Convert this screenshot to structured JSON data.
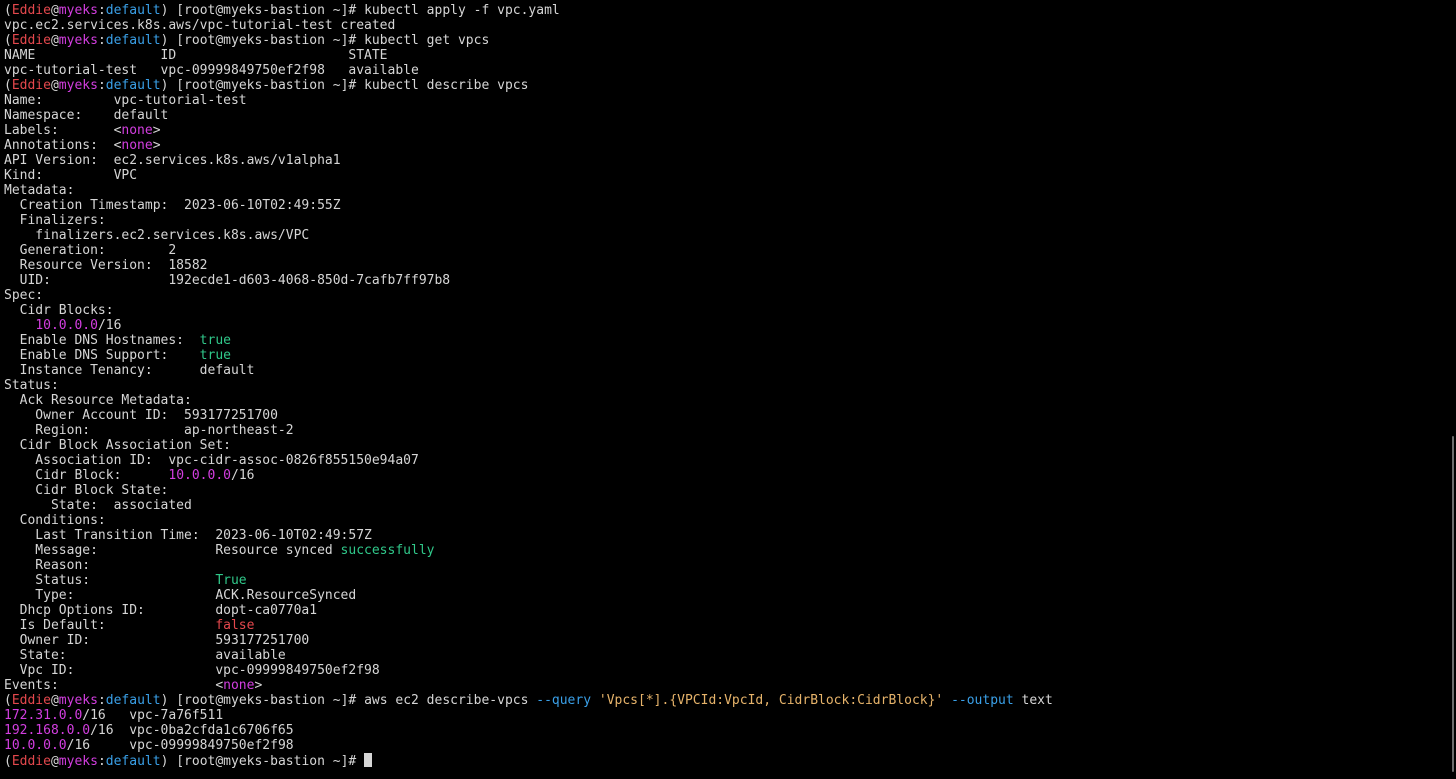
{
  "prompt": {
    "open": "(",
    "user": "Eddie",
    "at": "@",
    "host": "myeks",
    "colon": ":",
    "ns": "default",
    "rest": ") [root@myeks-bastion ~]# "
  },
  "commands": {
    "cmd1": "kubectl apply -f vpc.yaml",
    "cmd2": "kubectl get vpcs",
    "cmd3": "kubectl describe vpcs",
    "cmd4_a": "aws ec2 describe-vpcs ",
    "cmd4_query": "--query",
    "cmd4_b": " ",
    "cmd4_str": "'Vpcs[*].{VPCId:VpcId, CidrBlock:CidrBlock}'",
    "cmd4_c": " ",
    "cmd4_output": "--output",
    "cmd4_d": " text"
  },
  "output": {
    "apply_result": "vpc.ec2.services.k8s.aws/vpc-tutorial-test created",
    "get_header": "NAME                ID                      STATE",
    "get_row": "vpc-tutorial-test   vpc-09999849750ef2f98   available",
    "name": "Name:         vpc-tutorial-test",
    "namespace": "Namespace:    default",
    "labels_key": "Labels:       ",
    "annotations_key": "Annotations:  ",
    "none_open": "<",
    "none_word": "none",
    "none_close": ">",
    "api_version": "API Version:  ec2.services.k8s.aws/v1alpha1",
    "kind": "Kind:         VPC",
    "metadata": "Metadata:",
    "creation_ts": "  Creation Timestamp:  2023-06-10T02:49:55Z",
    "finalizers": "  Finalizers:",
    "finalizer_val": "    finalizers.ec2.services.k8s.aws/VPC",
    "generation": "  Generation:        2",
    "resource_version": "  Resource Version:  18582",
    "uid": "  UID:               192ecde1-d603-4068-850d-7cafb7ff97b8",
    "spec": "Spec:",
    "cidr_blocks": "  Cidr Blocks:",
    "cidr_indent": "    ",
    "cidr_ip": "10.0.0.0",
    "cidr_mask": "/16",
    "dns_hostnames_key": "  Enable DNS Hostnames:  ",
    "dns_support_key": "  Enable DNS Support:    ",
    "true_word": "true",
    "tenancy": "  Instance Tenancy:      default",
    "status": "Status:",
    "ack_meta": "  Ack Resource Metadata:",
    "owner_account": "    Owner Account ID:  593177251700",
    "region": "    Region:            ap-northeast-2",
    "cidr_assoc_set": "  Cidr Block Association Set:",
    "assoc_id": "    Association ID:  vpc-cidr-assoc-0826f855150e94a07",
    "cidr_block_key": "    Cidr Block:      ",
    "cidr_block_state": "    Cidr Block State:",
    "state_assoc": "      State:  associated",
    "conditions": "  Conditions:",
    "last_transition": "    Last Transition Time:  2023-06-10T02:49:57Z",
    "message_key": "    Message:               Resource synced ",
    "message_success": "successfully",
    "reason": "    Reason:",
    "status_key": "    Status:                ",
    "status_val": "True",
    "type": "    Type:                  ACK.ResourceSynced",
    "dhcp": "  Dhcp Options ID:         dopt-ca0770a1",
    "is_default_key": "  Is Default:              ",
    "is_default_val": "false",
    "owner_id": "  Owner ID:                593177251700",
    "state": "  State:                   available",
    "vpc_id": "  Vpc ID:                  vpc-09999849750ef2f98",
    "events_key": "Events:                    ",
    "row1_ip": "172.31.0.0",
    "row1_rest": "/16   vpc-7a76f511",
    "row2_ip": "192.168.0.0",
    "row2_rest": "/16  vpc-0ba2cfda1c6706f65",
    "row3_ip": "10.0.0.0",
    "row3_rest": "/16     vpc-09999849750ef2f98"
  },
  "colors": {
    "background": "#000000",
    "text": "#d6d6d6",
    "user": "#e5484d",
    "host": "#d33ee0",
    "namespace": "#3aa0e8",
    "true_green": "#30c88a",
    "false_red": "#e5484d",
    "ip_magenta": "#d33ee0"
  }
}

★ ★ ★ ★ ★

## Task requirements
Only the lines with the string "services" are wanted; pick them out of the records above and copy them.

## Solution for this exercise
    "apply_result": "vpc.ec2.services.k8s.aws/vpc-tutorial-test created",
    "api_version": "API Version:  ec2.services.k8s.aws/v1alpha1",
    "finalizer_val": "    finalizers.ec2.services.k8s.aws/VPC",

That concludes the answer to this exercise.